• **Assignment**
What lines in the records below hold the string "name"? Please show them.

• **Exercise data**
● ● ● ● ● ● ●

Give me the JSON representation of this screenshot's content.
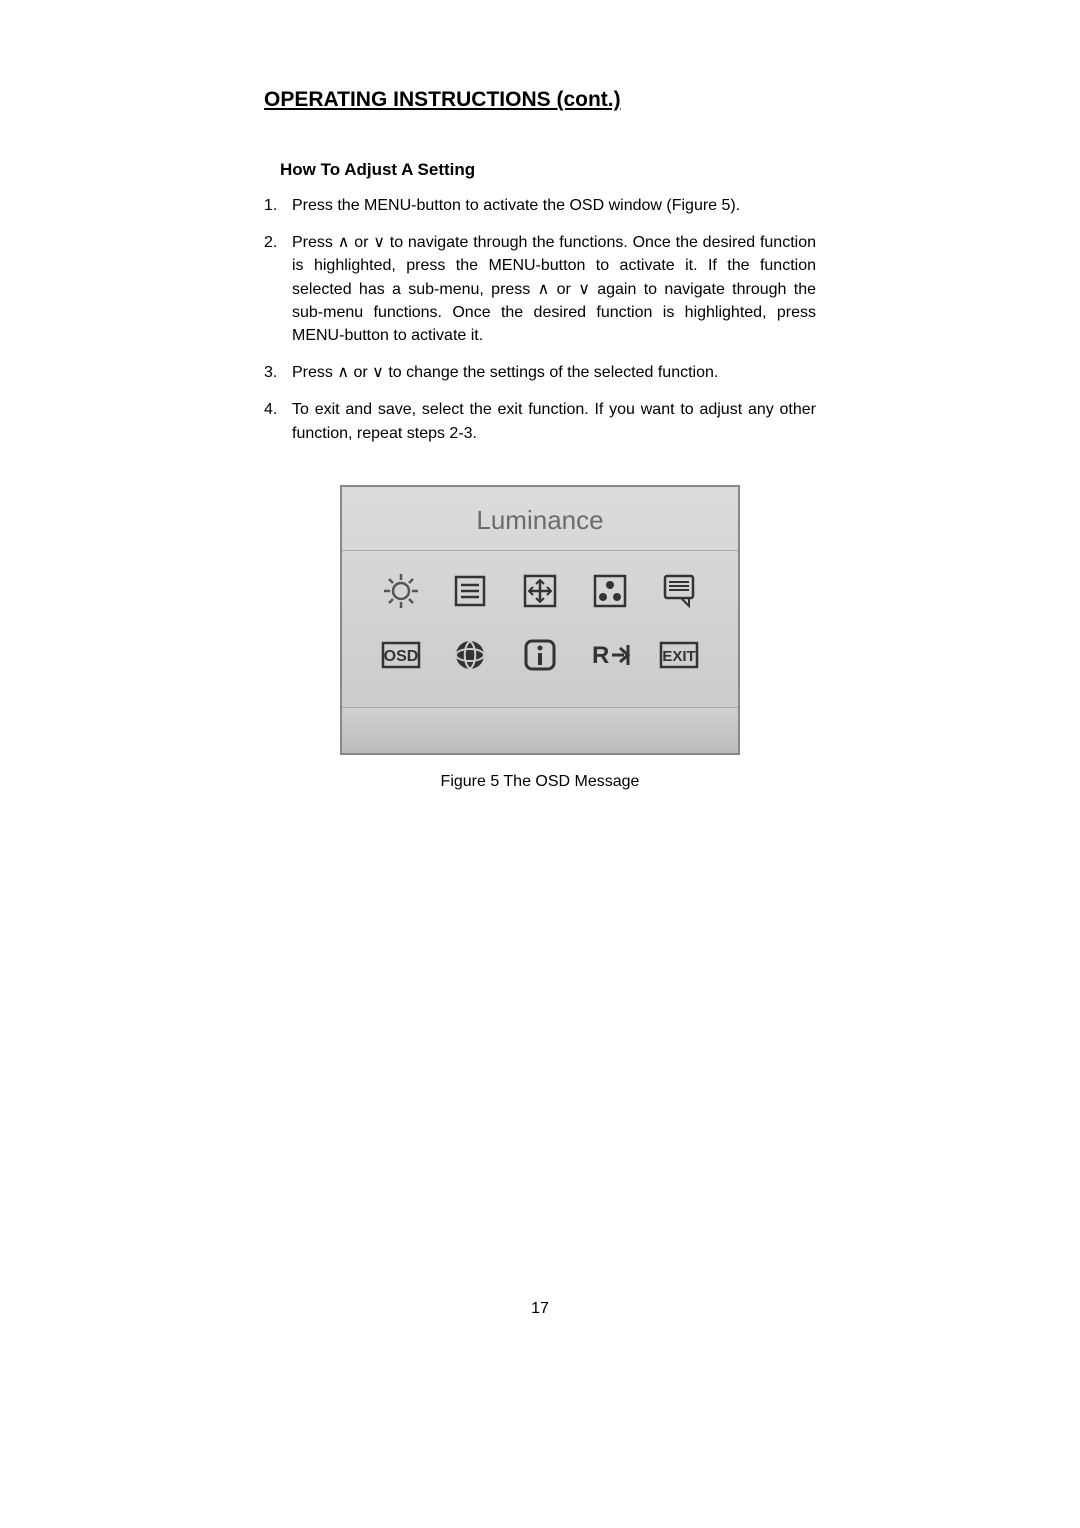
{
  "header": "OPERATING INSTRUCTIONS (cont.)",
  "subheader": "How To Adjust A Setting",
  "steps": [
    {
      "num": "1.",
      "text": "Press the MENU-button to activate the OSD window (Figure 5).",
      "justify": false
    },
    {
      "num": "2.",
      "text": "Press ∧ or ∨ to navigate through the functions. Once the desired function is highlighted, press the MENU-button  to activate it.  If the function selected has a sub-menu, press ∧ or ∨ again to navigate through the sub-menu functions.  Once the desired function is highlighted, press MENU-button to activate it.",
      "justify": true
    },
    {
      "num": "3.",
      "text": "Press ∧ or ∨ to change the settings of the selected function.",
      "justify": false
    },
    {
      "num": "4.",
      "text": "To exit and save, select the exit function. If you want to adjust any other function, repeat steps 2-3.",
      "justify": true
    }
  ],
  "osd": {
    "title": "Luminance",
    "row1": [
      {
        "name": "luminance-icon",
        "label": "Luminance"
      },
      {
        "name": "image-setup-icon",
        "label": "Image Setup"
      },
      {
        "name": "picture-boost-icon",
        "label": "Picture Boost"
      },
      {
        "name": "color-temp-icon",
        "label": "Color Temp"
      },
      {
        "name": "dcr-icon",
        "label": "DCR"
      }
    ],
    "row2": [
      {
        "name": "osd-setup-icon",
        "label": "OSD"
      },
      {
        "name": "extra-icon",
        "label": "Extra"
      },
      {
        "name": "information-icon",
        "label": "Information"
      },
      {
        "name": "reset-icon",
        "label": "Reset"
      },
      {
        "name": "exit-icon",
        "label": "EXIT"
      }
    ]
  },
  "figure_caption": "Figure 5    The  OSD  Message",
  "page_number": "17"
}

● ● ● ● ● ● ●

• **Task output**
        "name": "luminance-icon",
        "name": "image-setup-icon",
        "name": "picture-boost-icon",
        "name": "color-temp-icon",
        "name": "dcr-icon",
        "name": "osd-setup-icon",
        "name": "extra-icon",
        "name": "information-icon",
        "name": "reset-icon",
        "name": "exit-icon",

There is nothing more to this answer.